> [RECORDS FOR THIS EXERCISE]:

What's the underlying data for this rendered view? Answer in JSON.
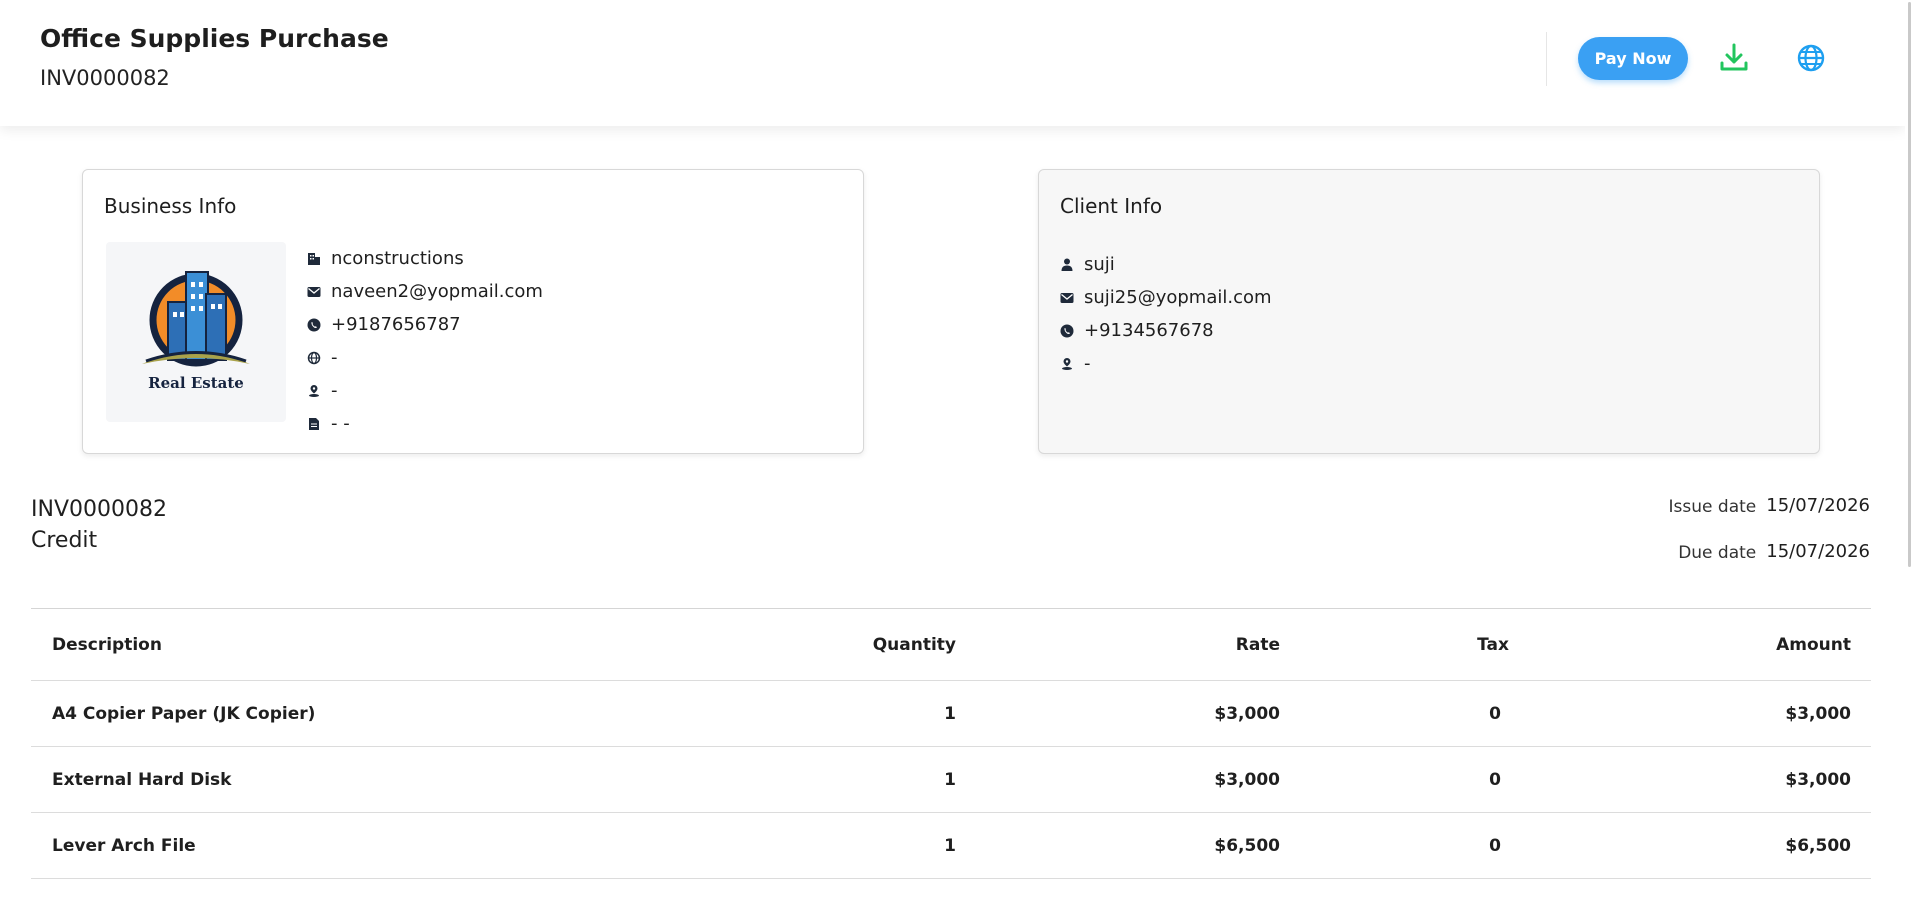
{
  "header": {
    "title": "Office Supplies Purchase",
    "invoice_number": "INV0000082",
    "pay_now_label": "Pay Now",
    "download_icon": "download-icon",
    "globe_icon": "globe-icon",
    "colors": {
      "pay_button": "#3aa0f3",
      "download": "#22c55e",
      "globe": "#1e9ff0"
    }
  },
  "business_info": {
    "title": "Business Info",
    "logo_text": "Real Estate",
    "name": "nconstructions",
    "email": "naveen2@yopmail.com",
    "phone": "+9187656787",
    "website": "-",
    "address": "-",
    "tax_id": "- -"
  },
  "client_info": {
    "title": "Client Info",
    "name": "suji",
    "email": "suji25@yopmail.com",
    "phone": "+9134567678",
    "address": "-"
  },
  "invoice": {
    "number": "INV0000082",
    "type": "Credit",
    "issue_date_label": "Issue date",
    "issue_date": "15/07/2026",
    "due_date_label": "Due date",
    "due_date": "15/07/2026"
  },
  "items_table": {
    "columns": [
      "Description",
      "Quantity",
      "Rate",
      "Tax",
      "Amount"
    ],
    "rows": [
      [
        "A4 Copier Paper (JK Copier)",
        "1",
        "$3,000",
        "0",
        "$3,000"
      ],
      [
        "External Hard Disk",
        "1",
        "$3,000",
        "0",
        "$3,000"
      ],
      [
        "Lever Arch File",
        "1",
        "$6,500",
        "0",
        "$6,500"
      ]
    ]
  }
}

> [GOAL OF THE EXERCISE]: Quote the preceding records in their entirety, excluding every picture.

> [SOLUTION FOR THIS PROBLEM]:
What's the underlying data for this rendered view? Answer in JSON.
{
  "header": {
    "title": "Office Supplies Purchase",
    "invoice_number": "INV0000082",
    "pay_now_label": "Pay Now",
    "download_icon": "download-icon",
    "globe_icon": "globe-icon",
    "colors": {
      "pay_button": "#3aa0f3",
      "download": "#22c55e",
      "globe": "#1e9ff0"
    }
  },
  "business_info": {
    "title": "Business Info",
    "logo_text": "Real Estate",
    "name": "nconstructions",
    "email": "naveen2@yopmail.com",
    "phone": "+9187656787",
    "website": "-",
    "address": "-",
    "tax_id": "- -"
  },
  "client_info": {
    "title": "Client Info",
    "name": "suji",
    "email": "suji25@yopmail.com",
    "phone": "+9134567678",
    "address": "-"
  },
  "invoice": {
    "number": "INV0000082",
    "type": "Credit",
    "issue_date_label": "Issue date",
    "issue_date": "15/07/2026",
    "due_date_label": "Due date",
    "due_date": "15/07/2026"
  },
  "items_table": {
    "columns": [
      "Description",
      "Quantity",
      "Rate",
      "Tax",
      "Amount"
    ],
    "rows": [
      [
        "A4 Copier Paper (JK Copier)",
        "1",
        "$3,000",
        "0",
        "$3,000"
      ],
      [
        "External Hard Disk",
        "1",
        "$3,000",
        "0",
        "$3,000"
      ],
      [
        "Lever Arch File",
        "1",
        "$6,500",
        "0",
        "$6,500"
      ]
    ]
  }
}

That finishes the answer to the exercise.